ACTION ITEM: Which of the lines below mention the word "placeholder"? Pull each one out.

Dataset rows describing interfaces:
Segment Open
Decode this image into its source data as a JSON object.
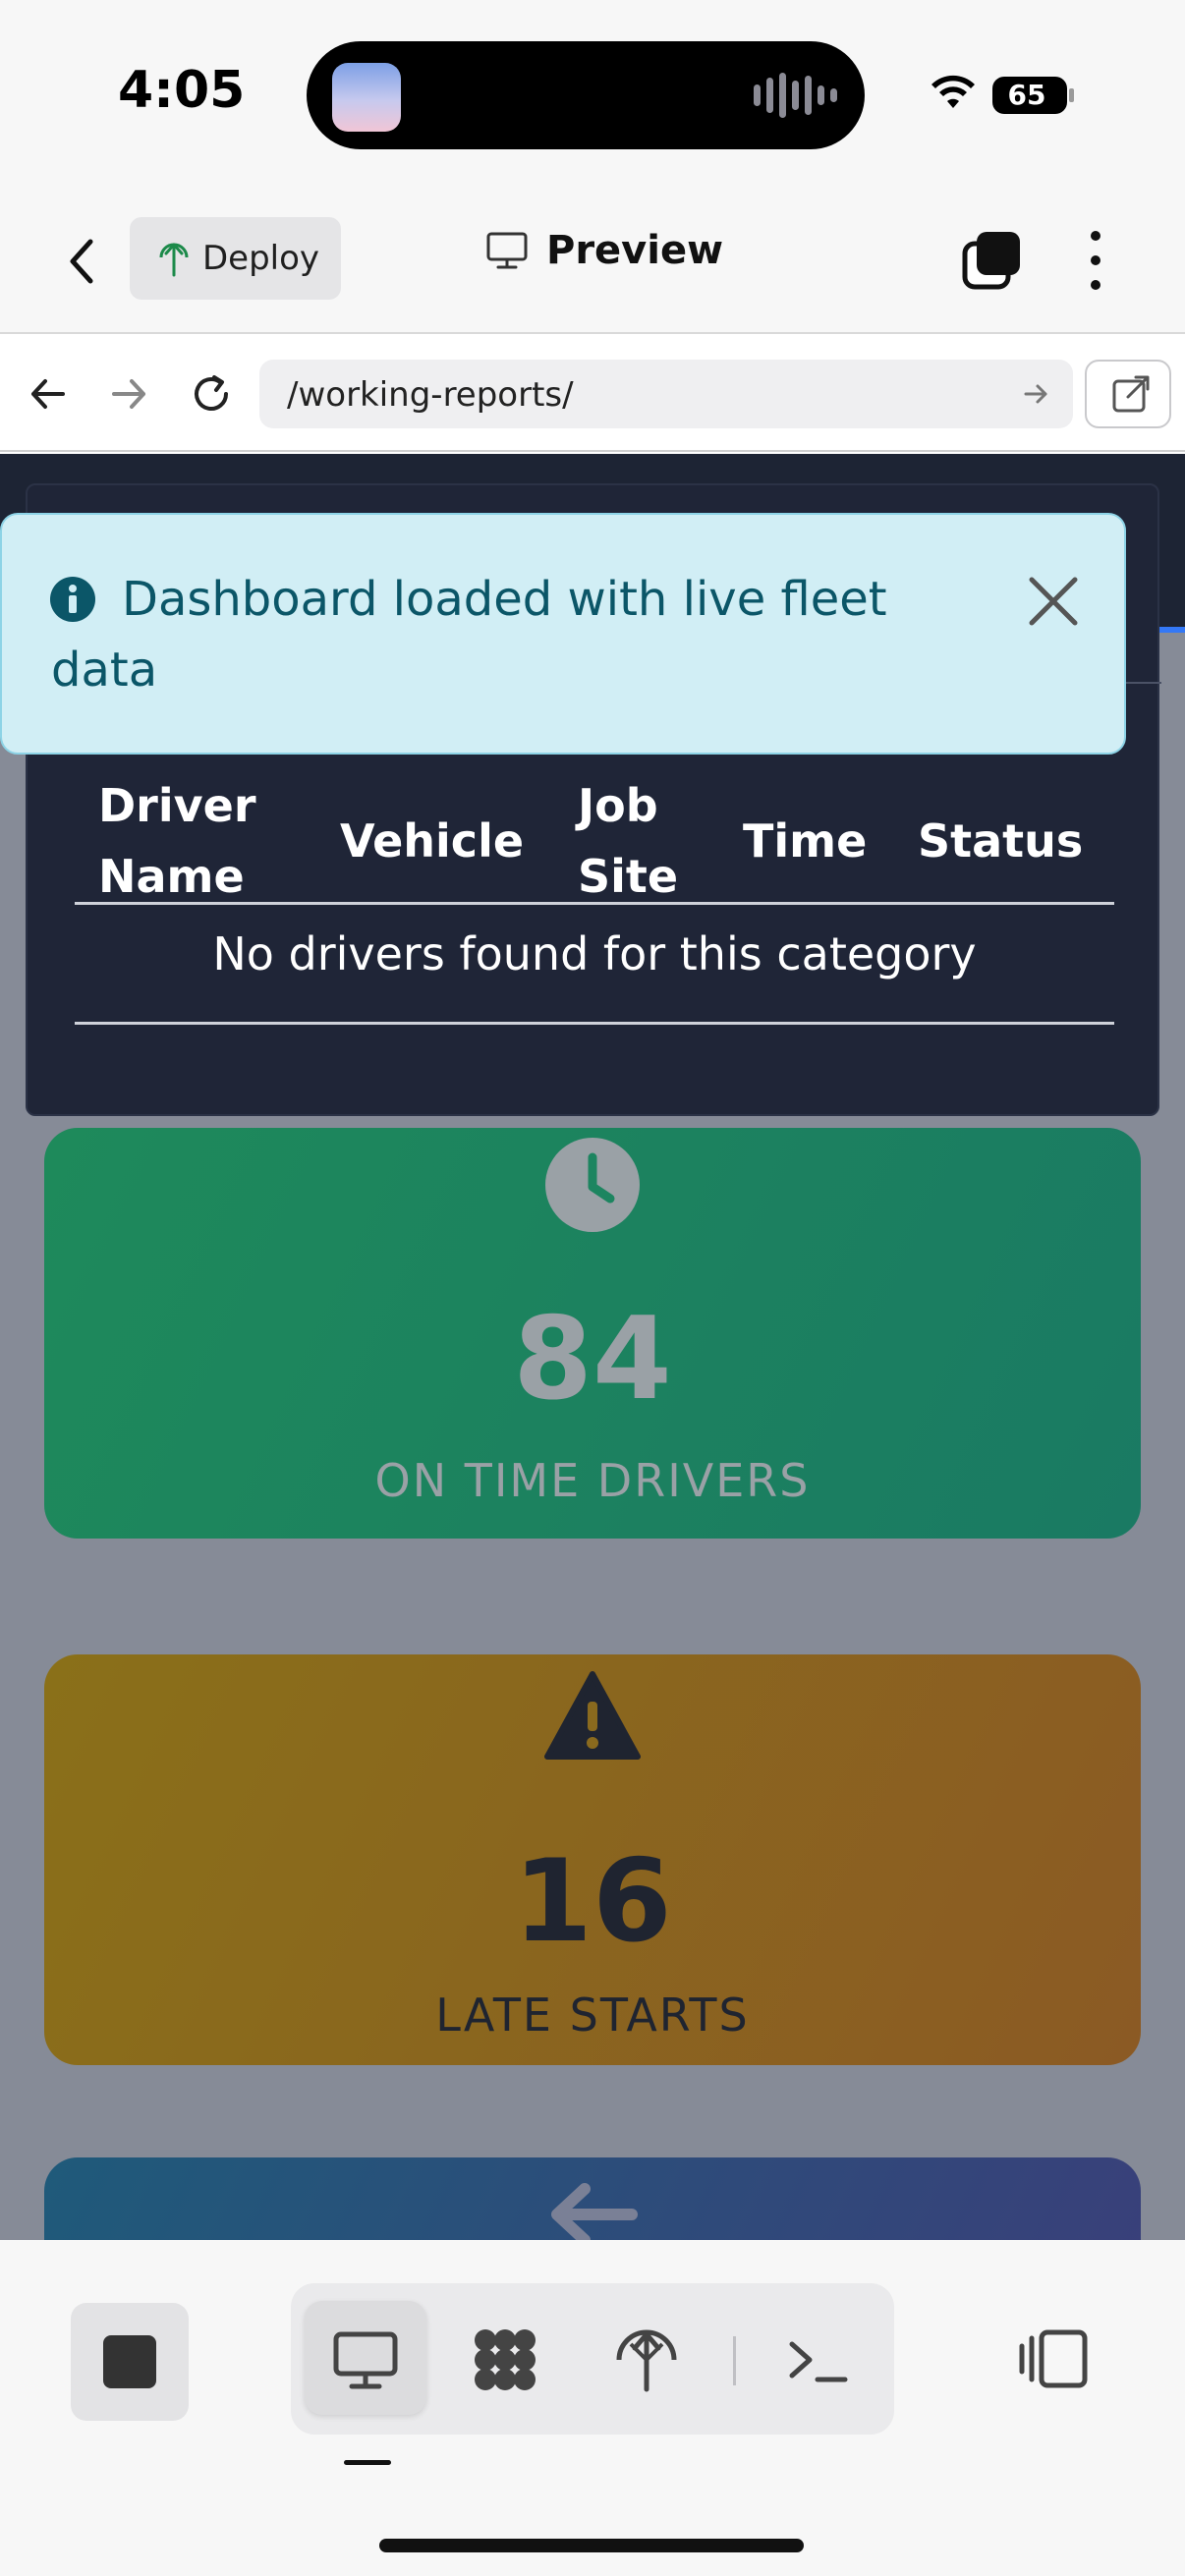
{
  "status_bar": {
    "time": "4:05",
    "battery": "65"
  },
  "toolbar": {
    "deploy_label": "Deploy",
    "preview_label": "Preview"
  },
  "url_bar": {
    "url": "/working-reports/"
  },
  "toast": {
    "message": "Dashboard loaded with live fleet data"
  },
  "drivers_table": {
    "headers": [
      "Driver Name",
      "Vehicle",
      "Job Site",
      "Time",
      "Status"
    ],
    "empty_message": "No drivers found for this category"
  },
  "stats": [
    {
      "value": "84",
      "label": "ON TIME DRIVERS",
      "icon": "clock-icon",
      "color": "#1e8a5b"
    },
    {
      "value": "16",
      "label": "LATE STARTS",
      "icon": "warning-icon",
      "color": "#8a7019"
    },
    {
      "icon": "arrow-left-icon",
      "color": "#1f5a7a"
    }
  ],
  "bottom_bar": {
    "modes": [
      "preview-icon",
      "integrations-icon",
      "deploy-icon",
      "terminal-icon"
    ],
    "active_mode": "preview-icon"
  }
}
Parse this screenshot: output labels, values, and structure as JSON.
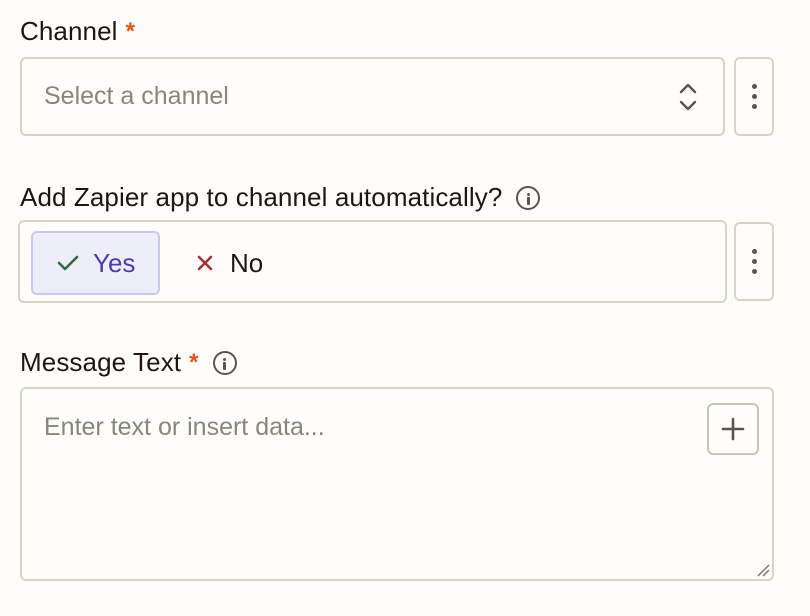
{
  "fields": {
    "channel": {
      "label": "Channel",
      "required_mark": "*",
      "placeholder": "Select a channel"
    },
    "add_app": {
      "label": "Add Zapier app to channel automatically?",
      "yes_label": "Yes",
      "no_label": "No",
      "selected": "Yes"
    },
    "message": {
      "label": "Message Text",
      "required_mark": "*",
      "placeholder": "Enter text or insert data..."
    }
  },
  "colors": {
    "required": "#e0531b",
    "selected_bg": "#eeeefb",
    "selected_text": "#4b3fa6",
    "check": "#2f6b3a",
    "cross": "#a3303a"
  },
  "icons": {
    "info": "info-icon",
    "select": "chevron-up-down-icon",
    "more": "more-vertical-icon",
    "check": "check-icon",
    "cross": "close-icon",
    "plus": "plus-icon",
    "resize": "resize-handle-icon"
  }
}
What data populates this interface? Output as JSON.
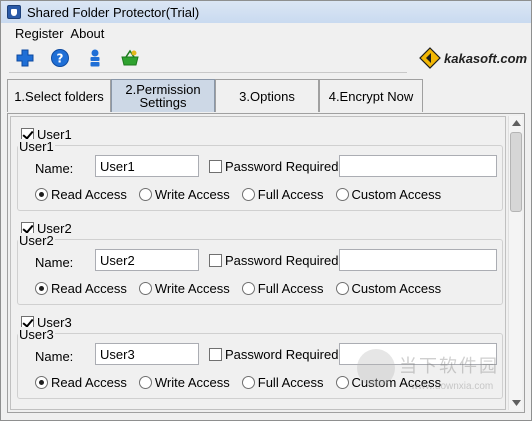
{
  "window": {
    "title": "Shared Folder Protector(Trial)"
  },
  "menu": {
    "items": [
      "Register",
      "About"
    ]
  },
  "toolbar": {
    "buttons": [
      {
        "icon": "plus-icon",
        "color": "#1f6fd6"
      },
      {
        "icon": "help-icon",
        "color": "#1f6fd6"
      },
      {
        "icon": "user-icon",
        "color": "#1f6fd6"
      },
      {
        "icon": "basket-icon",
        "color": "#2fa22f"
      }
    ]
  },
  "brand": {
    "text": "kakasoft.com",
    "logo_colors": [
      "#f2b705",
      "#1d1d1d"
    ]
  },
  "tabs": [
    {
      "label": "1.Select folders",
      "active": false
    },
    {
      "label": "2.Permission Settings",
      "active": true
    },
    {
      "label": "3.Options",
      "active": false
    },
    {
      "label": "4.Encrypt Now",
      "active": false
    }
  ],
  "users": [
    {
      "checkbox_label": "User1",
      "checked": true,
      "group_label": "User1",
      "name_label": "Name:",
      "name_value": "User1",
      "password_label": "Password Required",
      "password_required": false,
      "password_value": "",
      "access_options": [
        "Read Access",
        "Write Access",
        "Full Access",
        "Custom Access"
      ],
      "selected": "Read Access"
    },
    {
      "checkbox_label": "User2",
      "checked": true,
      "group_label": "User2",
      "name_label": "Name:",
      "name_value": "User2",
      "password_label": "Password Required",
      "password_required": false,
      "password_value": "",
      "access_options": [
        "Read Access",
        "Write Access",
        "Full Access",
        "Custom Access"
      ],
      "selected": "Read Access"
    },
    {
      "checkbox_label": "User3",
      "checked": true,
      "group_label": "User3",
      "name_label": "Name:",
      "name_value": "User3",
      "password_label": "Password Required",
      "password_required": false,
      "password_value": "",
      "access_options": [
        "Read Access",
        "Write Access",
        "Full Access",
        "Custom Access"
      ],
      "selected": "Read Access"
    }
  ],
  "watermark": {
    "text": "当下软件园",
    "url": "www.downxia.com"
  }
}
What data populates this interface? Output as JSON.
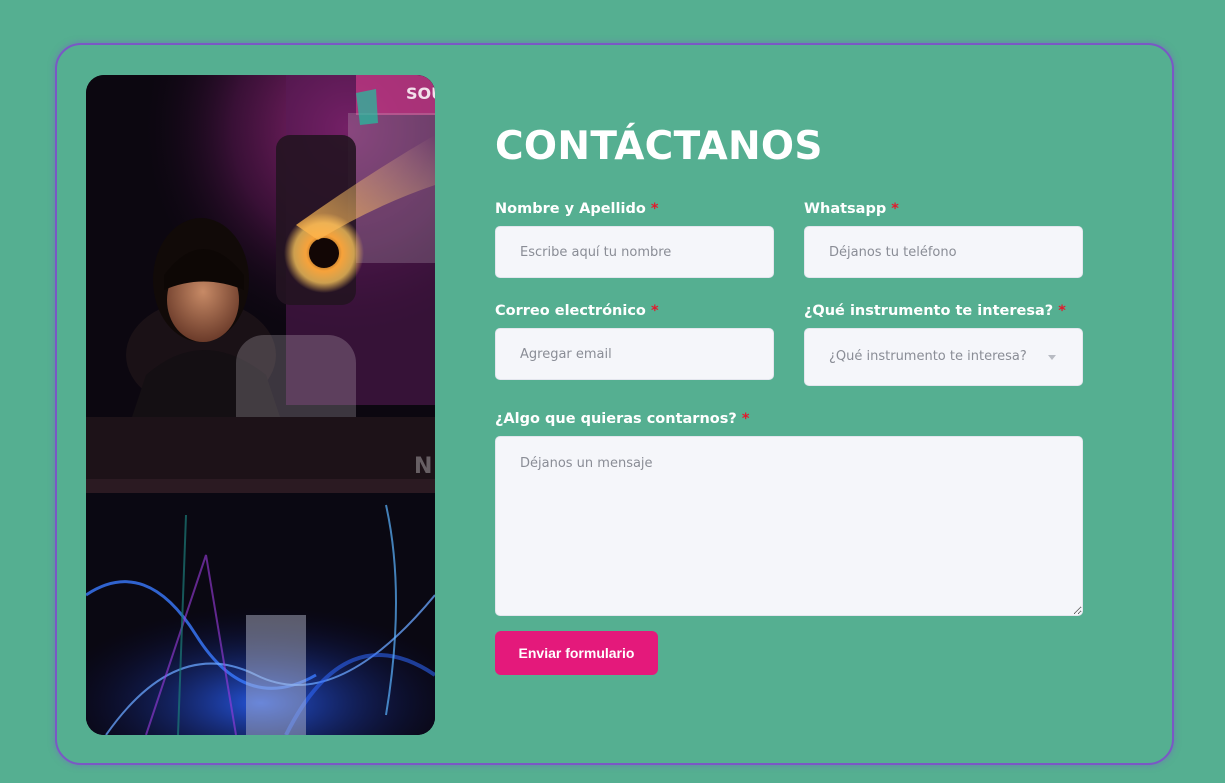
{
  "form": {
    "title": "CONTÁCTANOS",
    "required_mark": "*",
    "name": {
      "label": "Nombre y Apellido",
      "placeholder": "Escribe aquí tu nombre",
      "value": ""
    },
    "whatsapp": {
      "label": "Whatsapp",
      "placeholder": "Déjanos tu teléfono",
      "value": ""
    },
    "email": {
      "label": "Correo electrónico",
      "placeholder": "Agregar email",
      "value": ""
    },
    "instrument": {
      "label": "¿Qué instrumento te interesa?",
      "selected": "¿Qué instrumento te interesa?"
    },
    "message": {
      "label": "¿Algo que quieras contarnos?",
      "placeholder": "Déjanos un mensaje",
      "value": ""
    },
    "submit_label": "Enviar formulario"
  },
  "photo": {
    "logo_text": "SOU",
    "keyboard_brand_text": "N"
  },
  "colors": {
    "background": "#55af91",
    "card_border": "#7a58c5",
    "input_background": "#f5f6fa",
    "required_star": "#e3192c",
    "submit_button": "#e4197b"
  }
}
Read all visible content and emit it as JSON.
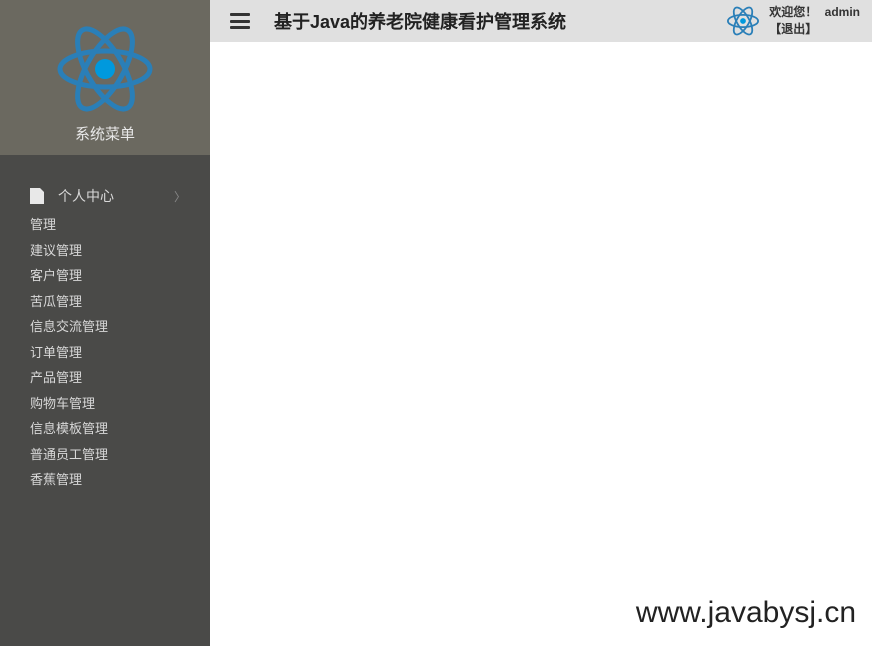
{
  "sidebar": {
    "title": "系统菜单",
    "parent_item": "个人中心",
    "items": [
      "管理",
      "建议管理",
      "客户管理",
      "苦瓜管理",
      "信息交流管理",
      "订单管理",
      "产品管理",
      "购物车管理",
      "信息模板管理",
      "普通员工管理",
      "香蕉管理"
    ]
  },
  "header": {
    "title": "基于Java的养老院健康看护管理系统",
    "welcome_prefix": "欢迎您！",
    "username": "admin",
    "logout": "【退出】"
  },
  "watermark": "www.javabysj.cn"
}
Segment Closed
EXERCISE OUTPUT:
      "placeholder": "Select a channel"
      "placeholder": "Enter text or insert data..."
      "placeholder": "Escribe aquí tu nombre",
      "placeholder": "Déjanos tu teléfono",
      "placeholder": "Agregar email",
      "placeholder": "Déjanos un mensaje",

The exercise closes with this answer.